Choose Your Deception
Active Cyber Defense can enable a large variety of specific deception tactics that can delay, confuse, scare away, or tie up an attacker depending on the circumstances and the methods. The following examples highlight this variety of tactics.
- Enabling specific abuse detection points in web application code using a library of vulnerability deception modules, and responding to application abuse with session-specific deceptive responses, warnings, and blocks.
Deceptively vulnerable web sites can be employed to identify an attack while minimizing the impact on legitimate users. By embedding seemingly vulnerable abuse points in the web site script and configuration, attackers may be deceived into launching attacks that can be quickly detected. A variety of response actions can then be employed including warnings, throttling the session connection, requiring additional login information, and blocking the attack.

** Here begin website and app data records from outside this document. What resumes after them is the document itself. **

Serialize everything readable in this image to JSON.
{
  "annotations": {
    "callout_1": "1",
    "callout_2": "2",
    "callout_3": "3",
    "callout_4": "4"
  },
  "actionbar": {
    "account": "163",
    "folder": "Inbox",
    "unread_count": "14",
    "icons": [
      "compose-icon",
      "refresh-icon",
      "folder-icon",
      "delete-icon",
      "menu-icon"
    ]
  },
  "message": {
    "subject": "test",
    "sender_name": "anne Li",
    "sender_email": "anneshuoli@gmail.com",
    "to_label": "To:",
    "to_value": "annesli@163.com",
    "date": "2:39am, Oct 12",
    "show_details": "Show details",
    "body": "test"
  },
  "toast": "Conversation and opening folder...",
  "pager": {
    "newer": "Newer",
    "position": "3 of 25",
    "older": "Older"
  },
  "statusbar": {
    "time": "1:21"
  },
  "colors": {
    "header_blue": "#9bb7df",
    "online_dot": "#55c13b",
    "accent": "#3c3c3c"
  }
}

Through careful sequencing of the responses, an attacker’s TTPs can also be revealed and captured for analysis.
- Employing persistent tracking mechanisms, such as canvas fingerprinting, evercookie, supercookies, and zombie cookies – to create a “long-term fingerprint” of the attacker and use that fingerprint to recognize an attacker on return visits.
Fingerprinting web site users may cause privacy concerns, however these techniques offer a means to identify and track web site abusers when these tracking mechanisms can be linked to web site abuse. Once identified as an abuser, such a fingerprint could be shared through a threat intelligence service to block, blacklist, or to closely monitor the user’s behavior at sites that subscribe to the intelligence service.
- Employing honeynets and honey files to capture attackers’ TTPs and malware profiles, while also providing disinformation to the attacker.
- Using deception with malware analysis tools to detect and block attacks.
Malware sandboxing often includes deception techniques that are designed to trick malware into exposing how the malware operates and what it would do on a system if deployed. Attackers recognize that detection methods are becoming more advanced and accordingly have raised their game as well. Since malware often comes with anti-VM or anti-sandbox techniques along with dormant codes, deception and hiding techniques provided by malware analysis tools are becoming more sophisticated. For example, newer tools leverage micro-virtualization at the processor level. This hardware isolation method emulates a complete system, thereby removing many of the indicators that malware uses to detect it is running in a virtual sandbox.
These techniques must be balanced against the costs of development, deployment, and maintenance, as good deceptions can be expensive to set up, they go stale over time, and consistency of deceptions should be maintained.
In the next post we continue a review of deception, delay and detection techniques that may help to generate a poor ROI for attackers. In particular, we examine a deception approach called cyber maneuver.